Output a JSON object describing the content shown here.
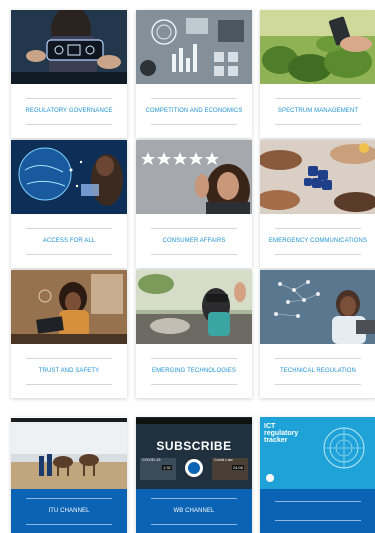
{
  "cards": [
    {
      "label": "Regulatory Governance"
    },
    {
      "label": "Competition and Economics"
    },
    {
      "label": "Spectrum Management"
    },
    {
      "label": "Access for All"
    },
    {
      "label": "Consumer Affairs"
    },
    {
      "label": "Emergency Communications"
    },
    {
      "label": "Trust and Safety"
    },
    {
      "label": "Emerging Technologies"
    },
    {
      "label": "Technical Regulation"
    }
  ],
  "channels": [
    {
      "label": "ITU Channel"
    },
    {
      "label": "WB Channel",
      "overlay_title": "SUBSCRIBE",
      "chip_left": "COVID-19",
      "chip_right": "Covid Law",
      "time_left": "1:32",
      "time_right": "24:06"
    },
    {
      "label": "",
      "overlay_lines": [
        "ICT",
        "regulatory",
        "tracker"
      ]
    }
  ],
  "colors": {
    "accent": "#1f92d3",
    "channel_bar": "#0a63b5"
  }
}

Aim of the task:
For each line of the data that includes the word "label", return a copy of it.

Result:
      "label": "Regulatory Governance"
      "label": "Competition and Economics"
      "label": "Spectrum Management"
      "label": "Access for All"
      "label": "Consumer Affairs"
      "label": "Emergency Communications"
      "label": "Trust and Safety"
      "label": "Emerging Technologies"
      "label": "Technical Regulation"
      "label": "ITU Channel"
      "label": "WB Channel",
      "label": "",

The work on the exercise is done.